§ **DATA TO EXAMINE**
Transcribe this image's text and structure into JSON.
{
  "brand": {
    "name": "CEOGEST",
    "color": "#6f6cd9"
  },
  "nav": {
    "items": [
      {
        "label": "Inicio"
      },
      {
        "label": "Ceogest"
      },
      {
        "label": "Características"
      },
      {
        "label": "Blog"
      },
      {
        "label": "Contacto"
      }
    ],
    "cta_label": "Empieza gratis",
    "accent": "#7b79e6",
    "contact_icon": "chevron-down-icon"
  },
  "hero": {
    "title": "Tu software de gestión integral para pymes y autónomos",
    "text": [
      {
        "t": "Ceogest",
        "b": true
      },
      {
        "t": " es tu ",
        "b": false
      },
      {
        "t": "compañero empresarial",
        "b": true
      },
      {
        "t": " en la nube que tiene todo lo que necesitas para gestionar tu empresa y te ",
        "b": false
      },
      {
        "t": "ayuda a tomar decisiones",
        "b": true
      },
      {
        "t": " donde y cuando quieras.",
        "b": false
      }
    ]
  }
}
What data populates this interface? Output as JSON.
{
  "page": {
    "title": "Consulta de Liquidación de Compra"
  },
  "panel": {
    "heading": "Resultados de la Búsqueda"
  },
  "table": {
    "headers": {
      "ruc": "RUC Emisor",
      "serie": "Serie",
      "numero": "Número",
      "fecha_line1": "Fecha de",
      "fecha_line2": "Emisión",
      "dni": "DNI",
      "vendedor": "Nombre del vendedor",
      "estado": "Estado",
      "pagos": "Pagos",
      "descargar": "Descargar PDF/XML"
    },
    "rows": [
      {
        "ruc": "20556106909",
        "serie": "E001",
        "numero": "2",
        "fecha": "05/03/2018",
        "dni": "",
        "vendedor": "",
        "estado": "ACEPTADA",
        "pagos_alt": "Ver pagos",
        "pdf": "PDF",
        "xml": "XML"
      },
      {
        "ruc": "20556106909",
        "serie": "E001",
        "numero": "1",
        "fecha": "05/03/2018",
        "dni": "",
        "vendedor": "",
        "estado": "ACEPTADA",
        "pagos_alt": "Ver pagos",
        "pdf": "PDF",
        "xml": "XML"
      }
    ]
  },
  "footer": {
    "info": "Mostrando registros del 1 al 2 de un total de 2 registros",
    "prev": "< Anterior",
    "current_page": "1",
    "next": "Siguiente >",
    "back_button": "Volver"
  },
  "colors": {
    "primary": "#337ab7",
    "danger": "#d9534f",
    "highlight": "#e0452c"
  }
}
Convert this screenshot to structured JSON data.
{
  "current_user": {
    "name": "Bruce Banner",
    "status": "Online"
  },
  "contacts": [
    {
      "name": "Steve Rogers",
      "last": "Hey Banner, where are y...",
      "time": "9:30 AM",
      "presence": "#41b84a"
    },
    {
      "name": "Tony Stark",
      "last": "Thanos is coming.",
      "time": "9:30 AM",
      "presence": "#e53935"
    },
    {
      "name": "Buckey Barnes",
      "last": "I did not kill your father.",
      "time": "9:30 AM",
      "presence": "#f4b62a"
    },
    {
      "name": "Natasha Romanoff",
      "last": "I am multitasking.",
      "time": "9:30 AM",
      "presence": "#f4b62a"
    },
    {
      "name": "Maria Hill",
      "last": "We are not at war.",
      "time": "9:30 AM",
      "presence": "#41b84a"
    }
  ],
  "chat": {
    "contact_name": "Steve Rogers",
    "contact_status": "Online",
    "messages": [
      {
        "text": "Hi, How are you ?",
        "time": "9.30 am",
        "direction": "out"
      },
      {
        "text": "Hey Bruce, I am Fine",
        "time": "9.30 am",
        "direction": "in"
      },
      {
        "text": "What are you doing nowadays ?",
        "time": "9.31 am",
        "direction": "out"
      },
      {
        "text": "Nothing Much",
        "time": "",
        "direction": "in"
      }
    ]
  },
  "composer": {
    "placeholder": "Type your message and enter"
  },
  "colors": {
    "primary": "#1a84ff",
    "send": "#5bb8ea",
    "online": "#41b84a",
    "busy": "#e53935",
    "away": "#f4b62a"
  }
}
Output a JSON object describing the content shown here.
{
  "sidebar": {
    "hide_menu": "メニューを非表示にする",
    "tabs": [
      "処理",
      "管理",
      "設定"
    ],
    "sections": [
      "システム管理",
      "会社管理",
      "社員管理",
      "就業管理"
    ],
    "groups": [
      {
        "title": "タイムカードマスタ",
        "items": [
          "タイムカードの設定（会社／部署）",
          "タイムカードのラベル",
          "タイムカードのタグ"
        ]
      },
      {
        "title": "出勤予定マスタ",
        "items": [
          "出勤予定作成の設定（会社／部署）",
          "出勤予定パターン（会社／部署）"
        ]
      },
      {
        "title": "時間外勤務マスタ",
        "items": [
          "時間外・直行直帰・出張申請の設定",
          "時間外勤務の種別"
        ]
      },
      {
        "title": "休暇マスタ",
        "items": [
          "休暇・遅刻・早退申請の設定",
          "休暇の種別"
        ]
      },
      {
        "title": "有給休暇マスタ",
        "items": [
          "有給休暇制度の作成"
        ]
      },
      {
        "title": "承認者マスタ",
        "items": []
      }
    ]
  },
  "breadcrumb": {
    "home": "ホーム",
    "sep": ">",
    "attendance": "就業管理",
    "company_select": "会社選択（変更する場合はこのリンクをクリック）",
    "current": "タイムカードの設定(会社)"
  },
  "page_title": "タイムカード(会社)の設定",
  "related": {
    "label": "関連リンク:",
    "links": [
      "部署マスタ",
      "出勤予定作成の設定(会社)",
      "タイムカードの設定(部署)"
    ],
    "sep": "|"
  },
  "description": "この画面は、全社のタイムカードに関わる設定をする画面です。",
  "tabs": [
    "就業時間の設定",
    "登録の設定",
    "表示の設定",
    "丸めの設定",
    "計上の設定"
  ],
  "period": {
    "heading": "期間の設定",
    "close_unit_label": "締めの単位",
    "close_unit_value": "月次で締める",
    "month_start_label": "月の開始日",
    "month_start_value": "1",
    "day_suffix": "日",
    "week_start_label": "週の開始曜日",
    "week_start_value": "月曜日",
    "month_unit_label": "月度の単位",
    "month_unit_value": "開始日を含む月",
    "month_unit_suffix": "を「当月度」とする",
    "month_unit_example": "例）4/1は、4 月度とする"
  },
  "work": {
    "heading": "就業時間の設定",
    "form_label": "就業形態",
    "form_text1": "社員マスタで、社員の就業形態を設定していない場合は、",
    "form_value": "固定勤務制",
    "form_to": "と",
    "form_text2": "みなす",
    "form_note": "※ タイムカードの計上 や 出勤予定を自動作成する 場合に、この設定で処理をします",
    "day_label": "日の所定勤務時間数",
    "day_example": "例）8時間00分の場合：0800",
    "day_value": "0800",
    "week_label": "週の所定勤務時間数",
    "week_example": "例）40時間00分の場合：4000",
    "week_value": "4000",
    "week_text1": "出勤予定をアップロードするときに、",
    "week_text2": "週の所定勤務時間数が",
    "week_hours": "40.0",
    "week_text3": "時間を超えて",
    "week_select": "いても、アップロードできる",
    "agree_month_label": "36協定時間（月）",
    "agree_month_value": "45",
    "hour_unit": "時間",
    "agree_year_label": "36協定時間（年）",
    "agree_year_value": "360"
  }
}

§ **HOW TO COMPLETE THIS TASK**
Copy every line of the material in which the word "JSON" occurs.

§ **THE ANSWER**
Transcribe this image's text and structure into JSON.
What data populates this interface? Output as JSON.
Convert this screenshot to structured JSON data.
Output a JSON object describing the content shown here.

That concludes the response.